Call it faint praise - pride in the fact that a state's high school dropout rate is "only" 27.2 percent before graduation. The Charleston, W.Va., Gazette notes that figure doesn't sound so bad when compared to the national dropout rate, which runs at about a third of high school students, according to a study by Education Week magazine.
West Virginia schools merit more commendation, the Gazette adds, because only 34.5 percent of its black students didn't make it to graduation. The national dropout rate for black youngsters is almost 50 percent. West Virginia also contends it has higher graduation standards. Reporter Anna Mallory notes that the Mountain State requires 24 credits to graduate; the U.S. average is 20.5 credits. That adds a bit more luster to the dropout findings.

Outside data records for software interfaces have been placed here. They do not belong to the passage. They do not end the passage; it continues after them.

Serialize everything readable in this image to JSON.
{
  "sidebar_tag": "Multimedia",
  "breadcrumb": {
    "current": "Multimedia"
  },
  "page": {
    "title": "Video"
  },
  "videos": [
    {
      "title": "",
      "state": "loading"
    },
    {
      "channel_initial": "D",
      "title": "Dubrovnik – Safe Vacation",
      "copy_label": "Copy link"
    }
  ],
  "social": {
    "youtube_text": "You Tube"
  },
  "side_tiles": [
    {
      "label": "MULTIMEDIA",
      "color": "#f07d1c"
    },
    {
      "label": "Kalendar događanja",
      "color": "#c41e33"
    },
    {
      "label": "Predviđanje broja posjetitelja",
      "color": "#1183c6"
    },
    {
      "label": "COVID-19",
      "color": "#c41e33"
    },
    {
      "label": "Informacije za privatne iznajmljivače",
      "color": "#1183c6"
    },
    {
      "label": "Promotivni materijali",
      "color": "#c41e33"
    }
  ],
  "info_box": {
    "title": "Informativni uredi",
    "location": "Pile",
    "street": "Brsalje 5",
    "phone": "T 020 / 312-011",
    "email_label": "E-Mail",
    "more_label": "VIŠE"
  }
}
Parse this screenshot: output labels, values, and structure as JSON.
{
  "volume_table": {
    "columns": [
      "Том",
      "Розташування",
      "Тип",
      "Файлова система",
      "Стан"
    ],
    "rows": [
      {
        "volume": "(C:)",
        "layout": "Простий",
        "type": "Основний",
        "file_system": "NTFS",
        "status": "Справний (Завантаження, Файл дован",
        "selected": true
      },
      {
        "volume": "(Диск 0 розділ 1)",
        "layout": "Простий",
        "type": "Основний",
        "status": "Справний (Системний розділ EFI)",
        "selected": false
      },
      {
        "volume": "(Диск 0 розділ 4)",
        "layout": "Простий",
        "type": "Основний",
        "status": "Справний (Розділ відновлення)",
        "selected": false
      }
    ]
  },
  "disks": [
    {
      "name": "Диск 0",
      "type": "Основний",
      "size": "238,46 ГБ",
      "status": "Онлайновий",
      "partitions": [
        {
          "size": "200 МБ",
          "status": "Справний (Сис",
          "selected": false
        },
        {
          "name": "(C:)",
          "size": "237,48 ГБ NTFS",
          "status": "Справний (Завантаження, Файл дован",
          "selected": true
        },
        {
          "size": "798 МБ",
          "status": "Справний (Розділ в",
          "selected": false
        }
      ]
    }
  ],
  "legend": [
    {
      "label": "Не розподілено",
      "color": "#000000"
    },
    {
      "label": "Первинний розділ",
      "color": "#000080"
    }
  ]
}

But forget West Virginia for a second. It has at least some mild justification for pride. Now get back to those national averages, numbers that simply cry out for alteration.
A third of America's high school students are dropping out before graduation? Half of our black students are quitting early? Even if Education Week magazine is a few percentage points off in either category, the findings are appalling in a country that makes so much to-do about its public education system.
Education Week's recently published graduation profile for 2002-03 showed Kansas beating the national averages, but the state's dropout rate still is higher than many people would like. Overall, 25 percent of Kansas students failed to graduate; among black students, the dropout rate was 45 percent, according to the report.
Somebody or something is falling down and falling short somewhere in this terrible picture. How can our nation hope to compete against the likes of China, Japan and India when their graduation rates are so much better than ours and their youngsters are pursuing even more education?